He was listed in the 1915 commercial directory as a watch maker in the ‘high street’, London Road. The full name was given in the 1911 commercial directory. He is listed in the 1925 street directory as watchmaker at 3 Central Market. In electoral register of autumn 1926, this address was changed to 278 London Road, when that road was renumbered. His last entry at this address was in the 1934 electoral register. See also his ad in 1929 Where to shop in Mitcham.
He was born in Hessen Nassau, Prussia (Germany) on 13th September 1872, as Johannes Baptiste Rompel. His parents were Johann and Barbara Rompel. He was naturalised as a UK citizen in 1911.
He married Nellie Louise Court on 8th March, 1903, at the parish church. His wife was born in Oxford, and she lived at 12 High Street. Her father was William Court, confectioner. His father, deceased, Johann Carl Rompel, was a veterinary surgeon. John Rompel was living at 42 Kings Road, Mitcham, when he married.
John Rompel died on 26th December, 1935, aged 63, at Kingston hospital. His home address was 4 Melrose Avenue. He left £1,563 1s 9d. to his wife. Adjusted for inflation, this is equivalent to £100,000 in 2018.
His wife died on 19th March 1954, aged 74. She left £1,813 in her will, which is around £50,000 in 2018 values. Her probate record shows she was living at 4 Melrose Avenue, Mitcham, and died at Grange Nursing Home, Morden.
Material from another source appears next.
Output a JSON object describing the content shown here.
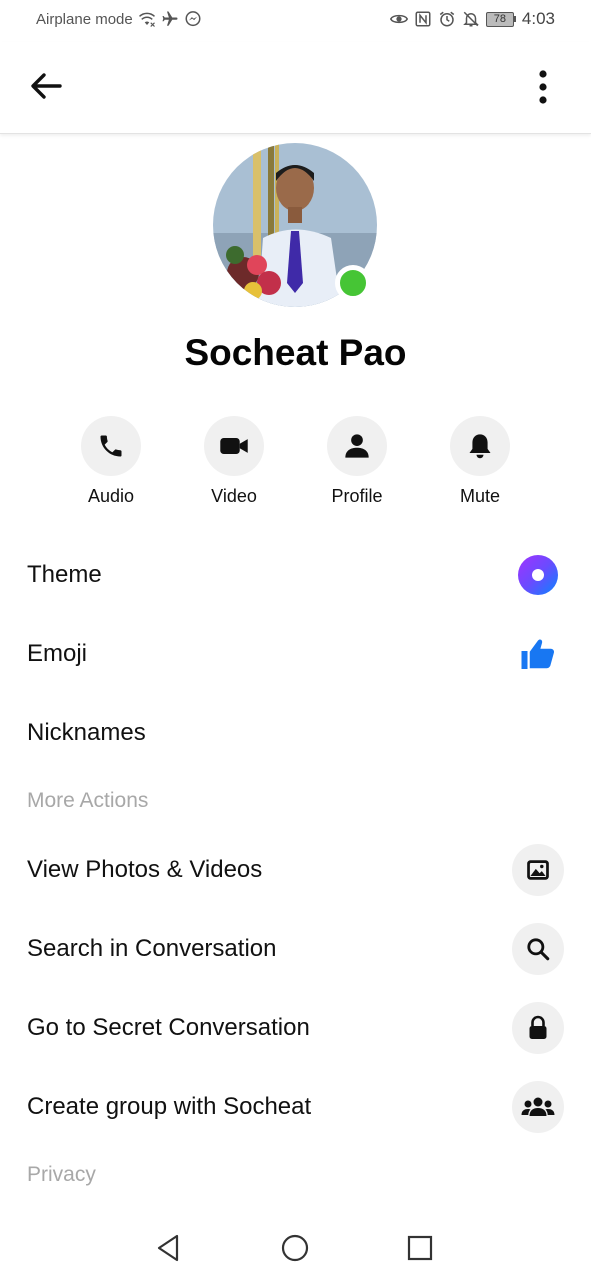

She left her money to Cecil Howard Mason, departmental head.
In 1915, his shop was approached by an angry crowd protesting at the sinking of the Lusitania.
ANTI-GERMAN DEMONSTRATIONS AT MITCHAM
Early last evening a crowd, which gradually swelled until about 8 o’clock, when it
numbered several hundred persons, assembled at the Fair Green for the purpose of
expressing indignation at the recent murders on the high seas.
Proceeding in the direction of the Parade, the crowd halted in front of the jeweller’s
shop tenanted by Mr. J. B. Rompel, a naturalised German.
Their attitude was distinctly menacing, and but for the presence of a large force of
Special Constabulary they would, no doubt, have vented their feelings in no unmistakable manner. After some jeering and hooting the police dispersed the crowd.
With the exception of one man, whose head was cut with a stone, no damage or
injury took place.
Source: Mitcham & Tooting Mercury, 14th May, 1915.